You are a person of great influence. If you could start a movement that would bring the most amount of good to the most amount of people, what would that be? You never know what your idea can trigger. 🙂
Is it too cheesy just to ask people to be kind? I think kindness and honesty could be the key to happiness. I don’t want to start a movement with hashtags or slogans, I just wish people would read the news, realise how bloody cruel some people can be, and make a conscious decision to be good.
Is there a person in the world, or in the US with whom you would like to have a private breakfast or lunch with, and why? He or she might just see this, especially if we tag them. 🙂
I have been a fan of the band a-ha since I was six years old, and I was lucky enough to interview my heroes about ten years ago — the greatest day of my life (don’t tell my husband that!). However, the following week I drank rather too much wine at one of their concerts at London’s Albert Hall and wound up embarrassing myself trying to re-befriend (and possibly snog!) them after. I’d like to take them for breakfast to apologise!

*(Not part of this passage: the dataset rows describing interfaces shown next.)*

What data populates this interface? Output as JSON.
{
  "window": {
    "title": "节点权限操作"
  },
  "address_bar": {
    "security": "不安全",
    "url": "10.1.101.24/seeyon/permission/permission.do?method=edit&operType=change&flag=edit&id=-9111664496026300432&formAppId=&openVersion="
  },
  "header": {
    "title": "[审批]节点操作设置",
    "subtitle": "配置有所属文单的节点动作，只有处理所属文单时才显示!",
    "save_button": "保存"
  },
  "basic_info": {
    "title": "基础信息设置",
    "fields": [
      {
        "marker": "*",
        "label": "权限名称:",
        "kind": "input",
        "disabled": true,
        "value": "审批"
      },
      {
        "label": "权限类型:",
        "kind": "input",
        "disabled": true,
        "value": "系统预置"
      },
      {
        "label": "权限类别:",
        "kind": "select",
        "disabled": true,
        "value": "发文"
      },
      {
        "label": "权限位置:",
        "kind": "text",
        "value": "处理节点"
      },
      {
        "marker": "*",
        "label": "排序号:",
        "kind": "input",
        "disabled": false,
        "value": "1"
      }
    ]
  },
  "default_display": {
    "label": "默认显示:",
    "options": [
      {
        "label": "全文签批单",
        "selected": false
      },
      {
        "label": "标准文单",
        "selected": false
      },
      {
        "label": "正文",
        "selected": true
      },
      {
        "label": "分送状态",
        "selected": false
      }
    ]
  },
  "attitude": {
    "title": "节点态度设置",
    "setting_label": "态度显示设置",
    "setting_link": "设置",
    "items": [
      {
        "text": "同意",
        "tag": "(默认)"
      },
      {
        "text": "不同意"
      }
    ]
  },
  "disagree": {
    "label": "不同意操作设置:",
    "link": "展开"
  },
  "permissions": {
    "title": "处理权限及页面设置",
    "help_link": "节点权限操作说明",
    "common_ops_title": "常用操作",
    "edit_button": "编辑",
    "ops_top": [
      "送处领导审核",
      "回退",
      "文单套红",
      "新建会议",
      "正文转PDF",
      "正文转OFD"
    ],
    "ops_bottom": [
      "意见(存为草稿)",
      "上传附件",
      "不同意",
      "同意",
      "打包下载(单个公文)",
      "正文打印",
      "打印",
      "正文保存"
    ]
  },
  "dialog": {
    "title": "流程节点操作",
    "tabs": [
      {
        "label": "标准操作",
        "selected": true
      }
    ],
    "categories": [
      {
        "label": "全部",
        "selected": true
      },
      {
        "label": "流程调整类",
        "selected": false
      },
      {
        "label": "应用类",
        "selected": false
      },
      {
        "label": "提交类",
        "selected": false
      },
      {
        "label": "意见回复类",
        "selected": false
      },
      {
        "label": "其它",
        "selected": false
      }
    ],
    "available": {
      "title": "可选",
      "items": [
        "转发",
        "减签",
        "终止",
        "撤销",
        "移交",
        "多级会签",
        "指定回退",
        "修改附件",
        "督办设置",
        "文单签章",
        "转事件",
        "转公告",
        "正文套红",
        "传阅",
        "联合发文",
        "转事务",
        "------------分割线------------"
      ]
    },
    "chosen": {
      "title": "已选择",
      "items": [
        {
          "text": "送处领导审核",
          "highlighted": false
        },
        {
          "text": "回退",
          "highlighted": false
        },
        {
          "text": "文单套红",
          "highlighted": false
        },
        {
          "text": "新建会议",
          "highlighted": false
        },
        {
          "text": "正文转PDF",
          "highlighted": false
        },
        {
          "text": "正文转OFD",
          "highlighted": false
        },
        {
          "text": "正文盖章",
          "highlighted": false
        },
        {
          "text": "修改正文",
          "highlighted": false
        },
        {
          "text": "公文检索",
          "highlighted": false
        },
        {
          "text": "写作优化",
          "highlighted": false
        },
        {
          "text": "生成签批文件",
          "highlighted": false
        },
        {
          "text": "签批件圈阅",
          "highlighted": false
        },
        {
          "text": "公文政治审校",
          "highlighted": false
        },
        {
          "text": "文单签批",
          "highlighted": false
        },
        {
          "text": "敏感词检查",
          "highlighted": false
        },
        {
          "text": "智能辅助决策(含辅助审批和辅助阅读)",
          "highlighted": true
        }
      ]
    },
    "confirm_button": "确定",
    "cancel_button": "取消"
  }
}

But outside of my misguided attempts at wooing my icons, I would say Sebastian Faulks, Bernadine Evaristo, Joanne Harris or Ian McEwen — they are all such incredible writers with such rich back catalogues — an authors’ breakfast would be my utopia.
How can our readers follow you on social media?
Chat to me on Twitter @journobird. I love a Tweet chat and can always learn something from people I meet on there.
This was very meaningful, thank you so much. We wish you only continued success on your great work!
Emily Cleary: Five Things You Need To Thrive & Succeed As A Journalist was originally published in Authority Magazine on Medium, where people are continuing the conversation by highlighting and responding to this story.